If you see, we have also added the ngForm to the #userlogin. Thus, we can see the login button is enabled and the user will be able to submit it. In the .html file, we have used formGroup in square bracket for the form; for example, [formGroup]=formdata. Tips and tricks, motivation, courses and exclusive discounts.

For the submit button, we have added disabled in the square bracket, which is given value - !formdata.valid. Its essentially syntax sugar that creates FormGroup, FormControl and FormArray instances for us (well cover FormArray in another article). Let us now see how this is displayed in the browser . The variables emailid and passwd are initialized with default values to be displayed in the form.

We will use both the approaches in the form. Lets fix this. For example, import { FormGroup, FormControl } from '@angular/forms'. Thats literally it, youre free to pass values to your backend API. A newer version of this site just became available. Wrong! So, well need to implement a similar structure with JavaScript Objects using this composition: Yes, we can create nested FormGroup collections!
You can use the built-in form validation or also use the custom validation approach. We also have a .get() method that will lookup that control (I much prefer this as its a nicer API and avoids ?.errors): So, onto implementing the validation, we need to add the following to the correct portions of the form: Tip: The touched property becomes true once the user has blurred the input, which may be a relevant time to show the error if theyve not filled anything out. Well, to begin with, we dont need to actually create any initial data, however, we do need to start understanding FormControl, FormGroup, and finally move onto the amazing FormBuilder. To add validation, we actually need to import the lovely Validators from @angular/forms and pass them in as a second argument to our FormControl instances: Rule: need multiple Validators per FormControl? We have created a simple form with input tags having email id, password and the submit button.
We will create a simple login form and add the email id, password and submit the button in the form. With a template driven form, most of the work is done in the template; and with the model driven form, most of the work is done in the component class. To start with, we need to import to FormsModule from @angular/core which is done in app.module.ts as follows .
We will continue with the same example that we created in one of our previous sections. First, the ngSubmit value-passing: Notice how we just passed user into the onSubmit()? We will now see an example for the same.
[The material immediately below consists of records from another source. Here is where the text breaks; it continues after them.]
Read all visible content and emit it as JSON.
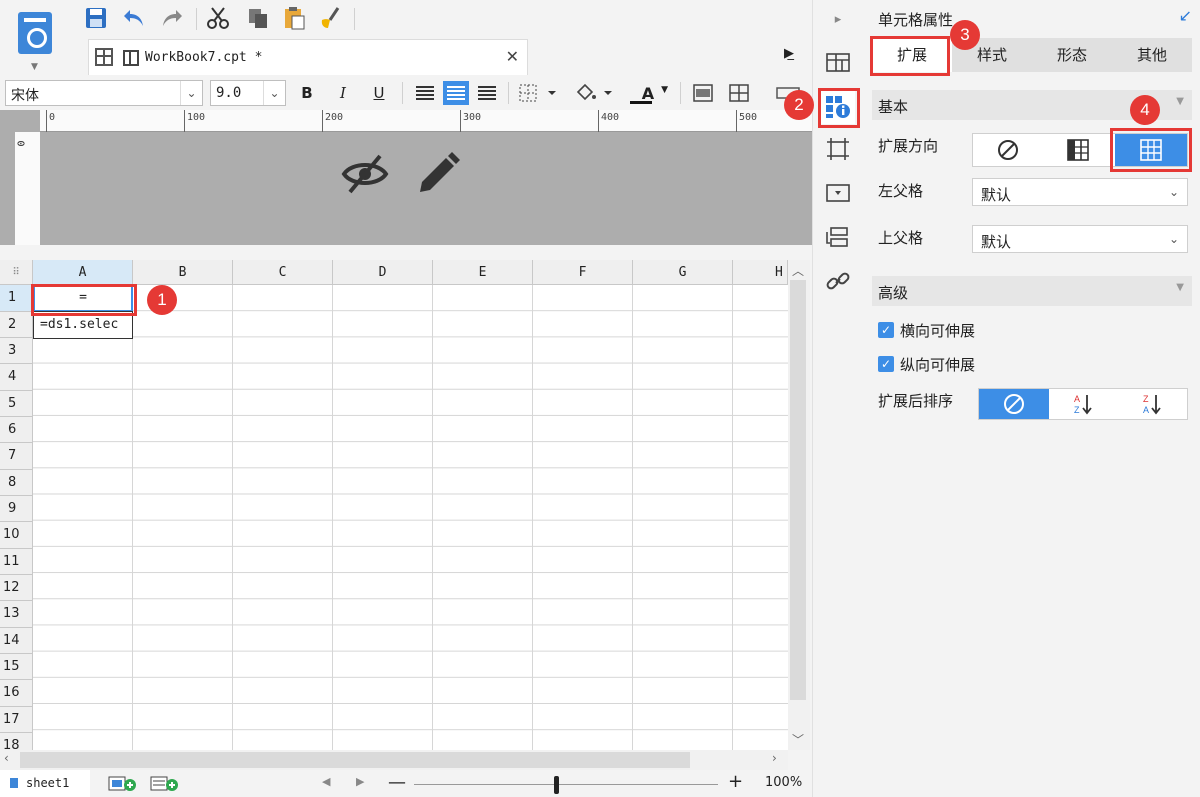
{
  "app": {
    "document_tab": "WorkBook7.cpt *"
  },
  "format_bar": {
    "font_name": "宋体",
    "font_size": "9.0",
    "bold": "B",
    "italic": "I",
    "underline": "U",
    "font_color_glyph": "A"
  },
  "ruler": {
    "ticks": [
      "0",
      "100",
      "200",
      "300",
      "400",
      "500"
    ],
    "left_zero": "0"
  },
  "sheet": {
    "columns": [
      "A",
      "B",
      "C",
      "D",
      "E",
      "F",
      "G",
      "H"
    ],
    "rows": [
      "1",
      "2",
      "3",
      "4",
      "5",
      "6",
      "7",
      "8",
      "9",
      "10",
      "11",
      "12",
      "13",
      "14",
      "15",
      "16",
      "17",
      "18"
    ],
    "selected_column": "A",
    "selected_row": "1",
    "cells": {
      "A1": "=",
      "A2": "=ds1.selec"
    }
  },
  "status": {
    "sheet_tab": "sheet1",
    "zoom_minus": "—",
    "zoom_plus": "+",
    "zoom": "100%",
    "zoom_fraction": 0.47
  },
  "props": {
    "title": "单元格属性",
    "tabs": [
      "扩展",
      "样式",
      "形态",
      "其他"
    ],
    "active_tab": "扩展",
    "basic": {
      "header": "基本",
      "expand_direction_label": "扩展方向",
      "expand_direction_selected": "vertical-grid",
      "left_parent_label": "左父格",
      "left_parent_value": "默认",
      "top_parent_label": "上父格",
      "top_parent_value": "默认"
    },
    "advanced": {
      "header": "高级",
      "horizontal_expand": "横向可伸展",
      "vertical_expand": "纵向可伸展",
      "sort_label": "扩展后排序"
    }
  },
  "callouts": [
    "1",
    "2",
    "3",
    "4"
  ],
  "colors": {
    "accent": "#3d8ee6",
    "callout": "#e53935"
  }
}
In this chapter, we will see how forms are used in Angular 4. Agree Keep an eye out for custom validation and more to come. The email id is displayed at the bottom as shown in the above screenshot.